Over the last year, I’ve had the privilege to be part of an amazing project called MH2K, putting young people at the heart of mental health policy in Oldham, Greater Manchester.
Briefly, the project was this:
- First, twenty Citizen Researchers from very different backgrounds volunteered to interrogate mental health facts and figures, research and views to identify the top five mental health challenges facing young people in Oldham;
- Then, they designed and led 42 roadshows focused on these challenges and their potential solutions, comprised of quizzes, multimedia, discussions and debates, deliberating with nearly 600 other young people from all walks of Oldham life;
- They synthesised their findings and worked on an equal footing with MH2K’s advisors – people whose jobs are in mental health service delivery, policy, research and engagement – to come up with joint recommendations for the future of mental health in Oldham;
- Finally, they presented their work to a group of 85 people from 27 organisations at a big celebration event (and many more, beyond, online).
You can read all about the project’s methods, outcomes, recommendations and evaluation here.
Here, I want to focus on why I think the project was so successful (and yes, I’m biased). Here’s a clue: it’s all about the people.
Agents of change, changing agencies
Creating Citizen Researchers as agents of change was a pivotal part of MH2K’s success. A little apprehensive and nervous to begin with, these young researchers flourished because of the project: they learnt more about mental health, they put their faith in some of their ideas about how to combat issues such as stigma, they grew in confidence; with guidance, they developed presentation, listening and basic research skills. Some found that the project helped their recovery following a mental health challenge; others chose to pursue a career in mental health care because of the project. All of them enjoyed themselves; all of them became agents of change.
Importantly, now that MH2K is over, Citizen Researchers will not be left disappear into the ether, nor to teeter on the edge of change. At the outset, Citizen Researchers expressed high expectations for tangible change to occur and for continued involvement beyond the end of the project. MH2K listened: some Researchers will continue to work with Oldham policy-making, charitable and civic organisations, to drive MH2K’s recommendations forward and to shift the ways of Oldham’s agencies to become more inclusive of, and led by, youth.
Diverse young people talking to diverse young people
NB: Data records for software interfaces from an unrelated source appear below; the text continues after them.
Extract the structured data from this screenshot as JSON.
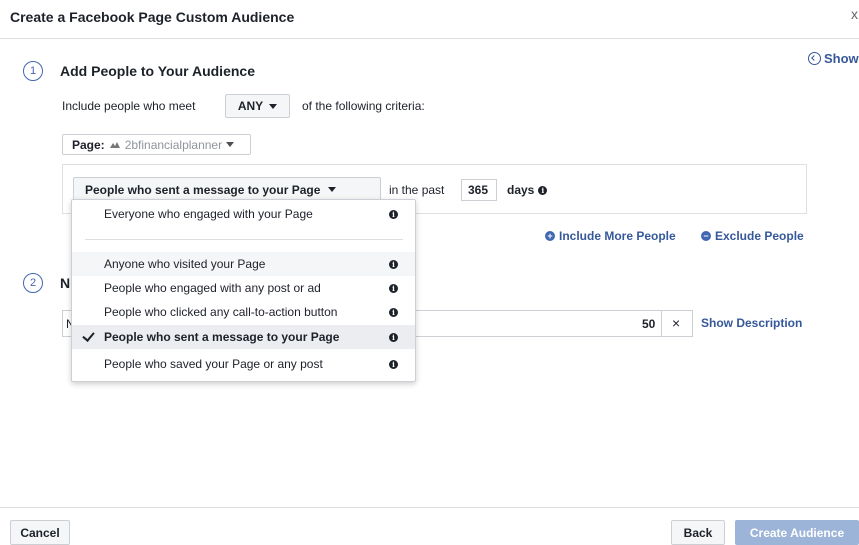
{
  "dialog": {
    "title": "Create a Facebook Page Custom Audience",
    "close": "x"
  },
  "show_link": "Show",
  "step1": {
    "num": "1",
    "title": "Add People to Your Audience",
    "criteria_pre": "Include people who meet",
    "match": "ANY",
    "criteria_post": "of the following criteria:",
    "page_label": "Page:",
    "page_value": "2bfinancialplanner",
    "type_selected": "People who sent a message to your Page",
    "in_past": "in the past",
    "days_value": "365",
    "days_label": "days",
    "include_more": "Include More People",
    "exclude": "Exclude People"
  },
  "step2": {
    "num": "2",
    "title_partial": "N",
    "input_partial": "N",
    "char_count": "50",
    "clear": "×",
    "show_description": "Show Description"
  },
  "menu": {
    "items": [
      {
        "label": "Everyone who engaged with your Page"
      },
      {
        "label": "Anyone who visited your Page"
      },
      {
        "label": "People who engaged with any post or ad"
      },
      {
        "label": "People who clicked any call-to-action button"
      },
      {
        "label": "People who sent a message to your Page",
        "selected": true
      },
      {
        "label": "People who saved your Page or any post"
      }
    ]
  },
  "footer": {
    "cancel": "Cancel",
    "back": "Back",
    "create": "Create Audience"
  },
  "colors": {
    "link": "#365899",
    "primary_disabled": "#9cb4d8",
    "accent": "#4267b2"
  }
}
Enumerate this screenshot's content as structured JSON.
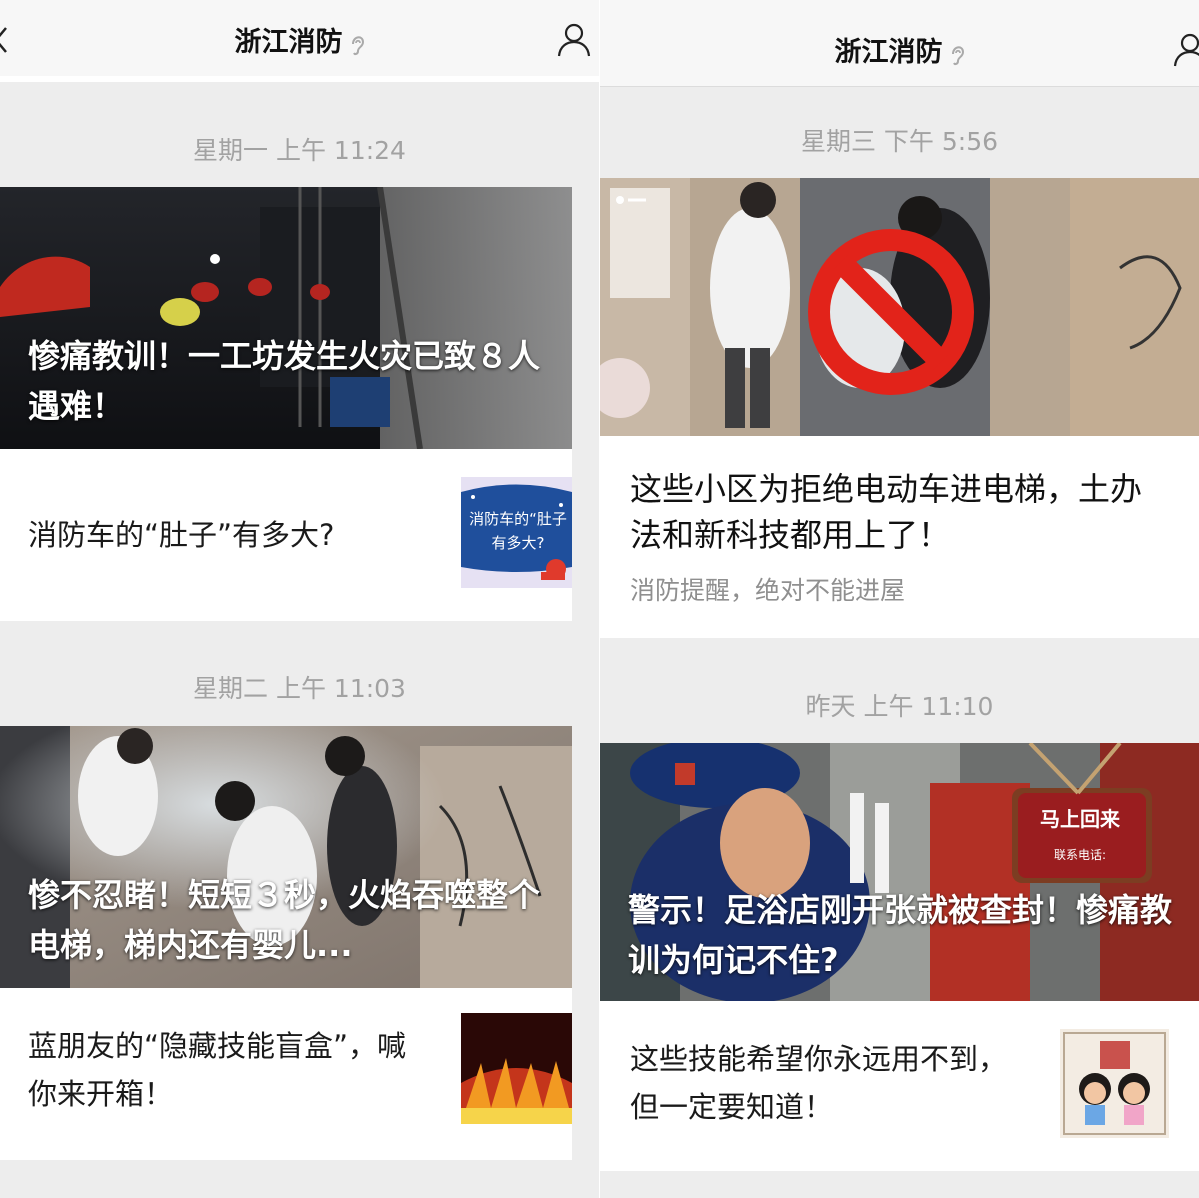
{
  "left": {
    "nav_title": "浙江消防",
    "timestamp_1": "星期一 上午 11:24",
    "card1_cover_title": "惨痛教训！一工坊发生火灾已致８人遇难！",
    "card1_sub": "消防车的“肚子”有多大?",
    "card1_thumb_text": "消防车的“肚子 有多大?",
    "timestamp_2": "星期二 上午 11:03",
    "card2_cover_title": "惨不忍睹！短短３秒，火焰吞噬整个电梯，梯内还有婴儿...",
    "card2_sub": "蓝朋友的“隐藏技能盲盒”，喊你来开箱！"
  },
  "right": {
    "nav_title": "浙江消防",
    "timestamp_1": "星期三 下午 5:56",
    "card1_title": "这些小区为拒绝电动车进电梯，土办法和新科技都用上了！",
    "card1_digest": "消防提醒，绝对不能进屋",
    "timestamp_2": "昨天 上午 11:10",
    "card2_cover_title": "警示！足浴店刚开张就被查封！惨痛教训为何记不住?",
    "card2_sub": "这些技能希望你永远用不到，但一定要知道！",
    "sign_text": "马上回来",
    "sign_small": "联系电话:"
  },
  "icons": [
    "back-arrow-icon",
    "ear-icon",
    "user-profile-icon",
    "no-entry-icon"
  ]
}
MH2K’s Citizen Researchers were a truly mixed bunch of 14-25 year olds: Muslim, Christian and atheist, of diverse ethnic heritage, sexualities, learning abilities, and mental health experiences. All shared enquiring minds and a passion for mental health. Young people who took part in the roadshows learnt about mental health and felt listened to too; some changed their beliefs. They opened up to the Citizen Researchers because of who they were: young, their peers, from similar backgrounds. Conversation was informed, frank, and free. Such honesty can be hard to come by when we try to engage people about a difficult topic in a relatively short space of time. But MH2K’s Citizen Researchers nailed it. And Oldham’s mental health horizon is now all the better for it.
Not just diverse young people working together
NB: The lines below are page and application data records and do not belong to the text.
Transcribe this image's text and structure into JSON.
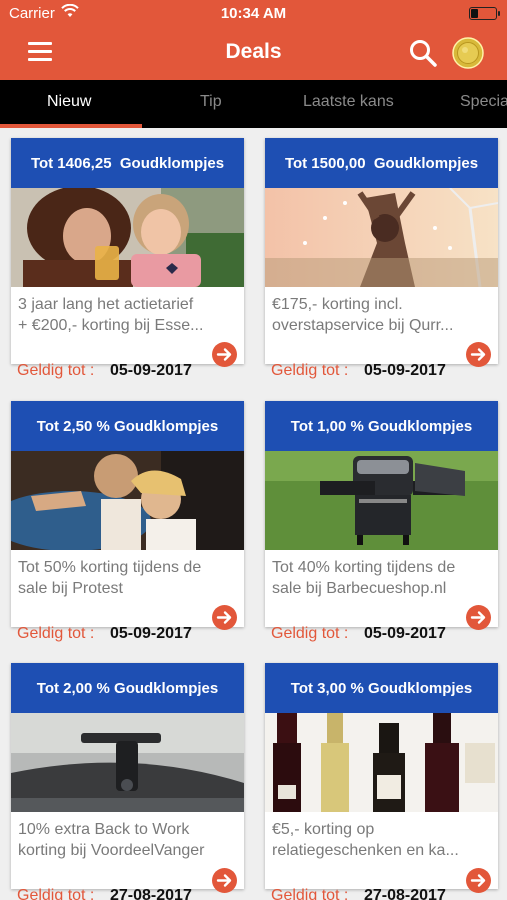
{
  "status_bar": {
    "carrier": "Carrier",
    "time": "10:34 AM",
    "battery_level": 0.3
  },
  "nav": {
    "title": "Deals",
    "icons": {
      "menu": "hamburger-menu-icon",
      "search": "search-icon",
      "coins": "gold-coin-icon"
    }
  },
  "tabs": [
    {
      "label": "Nieuw",
      "active": true
    },
    {
      "label": "Tip",
      "active": false
    },
    {
      "label": "Laatste kans",
      "active": false
    },
    {
      "label": "Specia",
      "active": false
    }
  ],
  "theme": {
    "accent": "#e2573a",
    "header_blue": "#1e4fb3",
    "background": "#efefef"
  },
  "valid_label": "Geldig tot :",
  "deals": [
    {
      "reward": "Tot 1406,25  Goudklompjes",
      "description": [
        "3 jaar lang het actietarief",
        "+ €200,- korting bij Esse..."
      ],
      "valid_until": "05-09-2017",
      "image": "mother-daughter-photo"
    },
    {
      "reward": "Tot 1500,00  Goudklompjes",
      "description": [
        "€175,- korting incl.",
        "overstapservice bij Qurr..."
      ],
      "valid_until": "05-09-2017",
      "image": "celebration-windmill-photo"
    },
    {
      "reward": "Tot 2,50 % Goudklompjes",
      "description": [
        "Tot 50% korting tijdens de",
        "sale bij Protest"
      ],
      "valid_until": "05-09-2017",
      "image": "surfers-photo"
    },
    {
      "reward": "Tot 1,00 % Goudklompjes",
      "description": [
        "Tot 40% korting tijdens de",
        "sale bij Barbecueshop.nl"
      ],
      "valid_until": "05-09-2017",
      "image": "barbecue-photo"
    },
    {
      "reward": "Tot 2,00 % Goudklompjes",
      "description": [
        "10% extra Back to Work",
        "korting bij VoordeelVanger"
      ],
      "valid_until": "27-08-2017",
      "image": "dashcam-photo"
    },
    {
      "reward": "Tot 3,00 % Goudklompjes",
      "description": [
        "€5,- korting op",
        "relatiegeschenken en ka..."
      ],
      "valid_until": "27-08-2017",
      "image": "wine-bottles-photo"
    }
  ]
}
MH2K assembled a pretty impressive panel of people from varied civic, charitable, healthcare and research organisations to act as advisors for the project and to work hand in hand with the project team and the young people. Because of this process, MH2K’s resulting recommendations benefit from strong buy-in and being approached from all angles. The professional partners in the project report stronger existing collaborations as a result of MH2K, as well as new connections.
A brilliant team
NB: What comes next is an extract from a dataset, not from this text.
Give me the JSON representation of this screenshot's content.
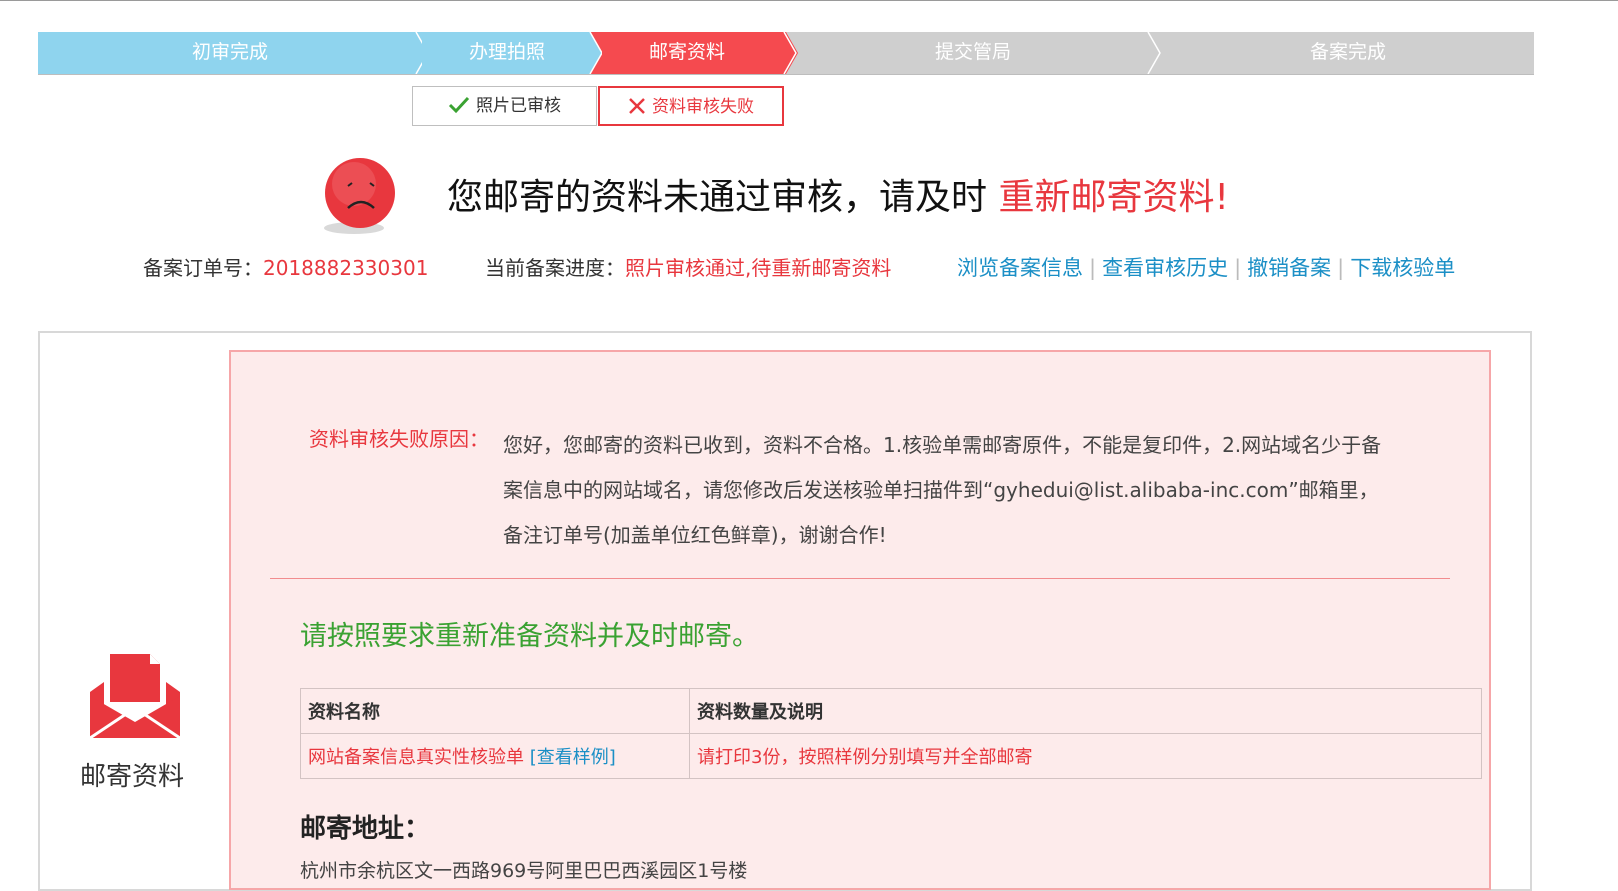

Guided by thinking and methods in youth work, youth leadership and deliberative democracy, the project team were thorough and inclusive from beginning to end. They instilled trust and respect; they worked with empathy, gave space and encouraged expression from others. Importantly, they were able to do so because they planned and appropriately budgeted for a detailed process. Having the commensurate investment of time and energy, as well as knowledge and skills to facilitate engagement was crucial to MH2K’s success.
Co-production or what?
I’ve been asked if MH2K was a co-production project and whether it empowered people. Judge for yourselves. What we did might be called co-creation, co-production, participatory policy-making, participatory decision-making, experience-based co-design, peer-to-peer communication, empowerment. For me, it reinforced the value of lots of different people working together towards a clear and relevant common goal. I’m so proud of the project and all the people involved in it, whether it’s co-production or not.